Settlers Camp changes every year with new programs, new ideas, new merit badges and new friendships.

Order of the Arrow[edit]

Witauchsoman Lodge
Witauchsoman Lodge.png
Founded 1969
Lodge Chief Ben Oswald
Lodge Adviser Scott Best
Staff Adviser Paul Oswald

Minsi Trails Council is home to the Witauchsoman Lodge of the Order of the Arrow. Witauchsoman means "to be in fellowship with somebody".

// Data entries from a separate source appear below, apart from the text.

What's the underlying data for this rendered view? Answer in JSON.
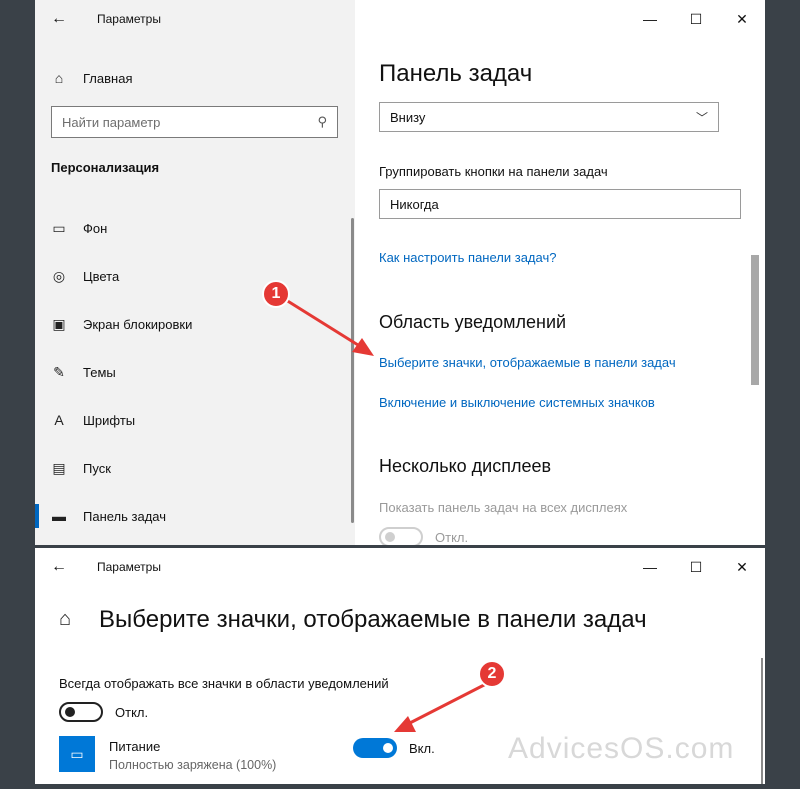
{
  "window1": {
    "title": "Параметры",
    "controls": {
      "minimize": "—",
      "maximize": "☐",
      "close": "✕"
    },
    "sidebar": {
      "home_label": "Главная",
      "search_placeholder": "Найти параметр",
      "section": "Персонализация",
      "items": [
        {
          "label": "Фон",
          "icon": "image-icon",
          "glyph": "▭"
        },
        {
          "label": "Цвета",
          "icon": "palette-icon",
          "glyph": "◎"
        },
        {
          "label": "Экран блокировки",
          "icon": "lock-screen-icon",
          "glyph": "▣"
        },
        {
          "label": "Темы",
          "icon": "themes-icon",
          "glyph": "✎"
        },
        {
          "label": "Шрифты",
          "icon": "fonts-icon",
          "glyph": "A"
        },
        {
          "label": "Пуск",
          "icon": "start-icon",
          "glyph": "▤"
        },
        {
          "label": "Панель задач",
          "icon": "taskbar-icon",
          "glyph": "▬",
          "active": true
        }
      ]
    },
    "main": {
      "title": "Панель задач",
      "position_value": "Внизу",
      "group_label": "Группировать кнопки на панели задач",
      "group_value": "Никогда",
      "link_howto": "Как настроить панели задач?",
      "notif_heading": "Область уведомлений",
      "link_select_icons": "Выберите значки, отображаемые в панели задач",
      "link_system_icons": "Включение и выключение системных значков",
      "displays_heading": "Несколько дисплеев",
      "displays_label": "Показать панель задач на всех дисплеях",
      "displays_toggle_state": "Откл."
    }
  },
  "window2": {
    "title": "Параметры",
    "controls": {
      "minimize": "—",
      "maximize": "☐",
      "close": "✕"
    },
    "page_title": "Выберите значки, отображаемые в панели задач",
    "always_show_label": "Всегда отображать все значки в области уведомлений",
    "always_show_state": "Откл.",
    "app": {
      "name": "Питание",
      "subtitle": "Полностью заряжена (100%)",
      "state": "Вкл."
    }
  },
  "annotations": {
    "badge1": "1",
    "badge2": "2",
    "watermark": "AdvicesOS.com"
  },
  "colors": {
    "accent": "#0078d7",
    "link": "#0067c0",
    "annotation": "#e53935",
    "sidebar_bg": "#f2f2f2"
  }
}
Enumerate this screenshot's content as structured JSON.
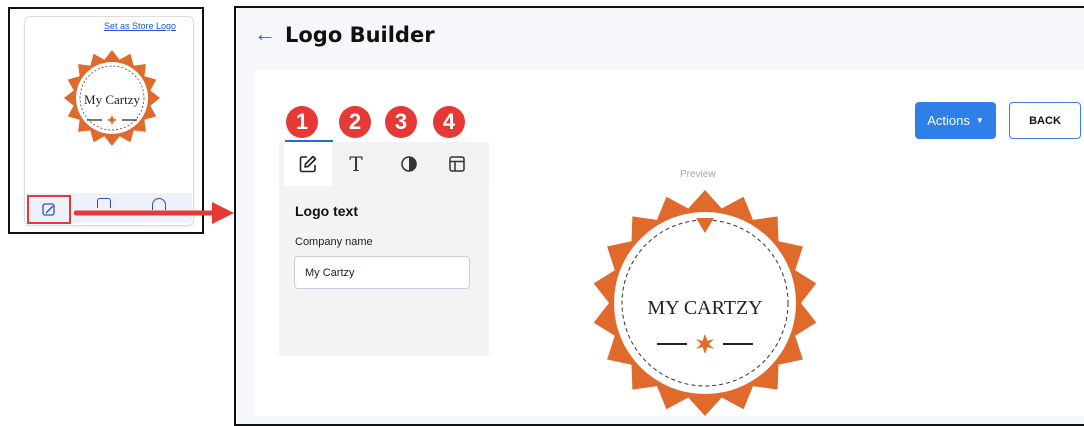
{
  "thumbnail": {
    "set_logo_link": "Set as Store Logo",
    "logo_text": "My Cartzy",
    "icons": [
      "edit-icon",
      "save-icon",
      "info-icon"
    ]
  },
  "header": {
    "back_arrow": "←",
    "title": "Logo Builder"
  },
  "step_badges": [
    "1",
    "2",
    "3",
    "4"
  ],
  "tabs": [
    {
      "icon": "edit-icon",
      "active": true
    },
    {
      "icon": "text-icon",
      "glyph": "T",
      "active": false
    },
    {
      "icon": "contrast-icon",
      "active": false
    },
    {
      "icon": "layout-icon",
      "active": false
    }
  ],
  "panel": {
    "heading": "Logo text",
    "company_label": "Company name",
    "company_value": "My Cartzy"
  },
  "toolbar": {
    "actions_label": "Actions",
    "back_label": "BACK"
  },
  "preview": {
    "label": "Preview",
    "logo_text": "MY CARTZY"
  },
  "colors": {
    "accent": "#2f7fe8",
    "badge": "#e53935",
    "logo_orange": "#e0692c"
  }
}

In 1928, thirteen years after the introduction of the Order of the Arrow into Scouting, Minsi Lodge No. 5 emerged. The Minsi Lodge served the Lehigh Council that operated Trexler Scout Reservation at the time. In 1936, the Pohopoco Lodge No. 44 replaced the Minsi Lodge. For thirty-three years the Pohopoco Lodge acted as a pilot lodge, helping to start new lodges in the area. The other lodges were the Tunkhannock Lodge No. 476 of the Bethlehem Area Council operating Camp Minsi, and the Ah'Pace Lodge No. 58 of the Delaware Valley Area Council operating Camp Weygadt. The tri-merger was named the Witauchsoman Lodge #44. The totem of the lodge is three peace pipes (symbolizing the three predecessor lodges) strong on a bow. The lodge has become a strong and vibrant force in the Minsi Trails Council. In 1980, a new chapter that formerly served the Anthracite Scouting Organization joined the brotherhood of the lodge. This was a result of the Organization becoming a new district in the Minsi Trails Council. In 1994, Witauchsoman re-established chapters. Each of the council's six Scouting districts operates a chapter.

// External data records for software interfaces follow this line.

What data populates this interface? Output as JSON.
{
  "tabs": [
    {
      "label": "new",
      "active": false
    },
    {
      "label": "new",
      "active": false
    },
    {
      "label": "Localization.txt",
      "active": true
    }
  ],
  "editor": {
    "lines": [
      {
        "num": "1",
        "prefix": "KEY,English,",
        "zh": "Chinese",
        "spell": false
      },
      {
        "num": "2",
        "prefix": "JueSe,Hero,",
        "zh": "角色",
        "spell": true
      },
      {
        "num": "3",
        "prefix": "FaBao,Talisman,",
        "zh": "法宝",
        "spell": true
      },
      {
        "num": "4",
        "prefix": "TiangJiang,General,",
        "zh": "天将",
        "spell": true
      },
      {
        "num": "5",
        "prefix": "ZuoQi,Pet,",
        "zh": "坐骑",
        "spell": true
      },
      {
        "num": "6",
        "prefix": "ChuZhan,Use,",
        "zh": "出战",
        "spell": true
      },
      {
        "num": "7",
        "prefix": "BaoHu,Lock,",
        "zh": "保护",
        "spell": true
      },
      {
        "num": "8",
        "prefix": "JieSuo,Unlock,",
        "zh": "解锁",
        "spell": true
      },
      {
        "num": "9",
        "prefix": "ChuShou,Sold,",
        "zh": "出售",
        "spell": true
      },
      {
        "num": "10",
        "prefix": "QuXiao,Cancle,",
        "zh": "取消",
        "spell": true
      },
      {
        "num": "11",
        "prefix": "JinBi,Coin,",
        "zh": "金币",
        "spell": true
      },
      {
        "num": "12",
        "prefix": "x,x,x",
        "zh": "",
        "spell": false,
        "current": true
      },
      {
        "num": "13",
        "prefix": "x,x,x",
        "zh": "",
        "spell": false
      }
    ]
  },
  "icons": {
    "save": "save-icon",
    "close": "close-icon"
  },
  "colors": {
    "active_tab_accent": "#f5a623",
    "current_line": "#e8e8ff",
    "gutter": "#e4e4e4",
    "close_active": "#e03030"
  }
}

Witauchsoman Lodge has since continued its growth. The lodge has hosted four Section Conclaves. In 1978 and 1988, the lodge hosted the NE-5A Conclave at the Trexler Scout Reservation. In 1996 and 2004, they hosted the NE-4A Conclave at Camp Minsi.


  • Ah'Pace Chapter (Forks of the Delaware District)
  • Quekolis Chapter (Anthracite District)
  • Pohopoco Chapter (Trexler District)
  • Tunkhannock Chapter (South Mountain District)
  • Pokawachne Chapter (Pocono District)
  • Wapagokhos Chapter (North Valley District)

See also[edit]

Further reading[edit]

  • Safford, Sean. Why the Garden Club Couldn't Save Youngstown: The Transformation of the Rust Belt, 2009, Harvard University Press. ISBN 9780674031760


External links[edit]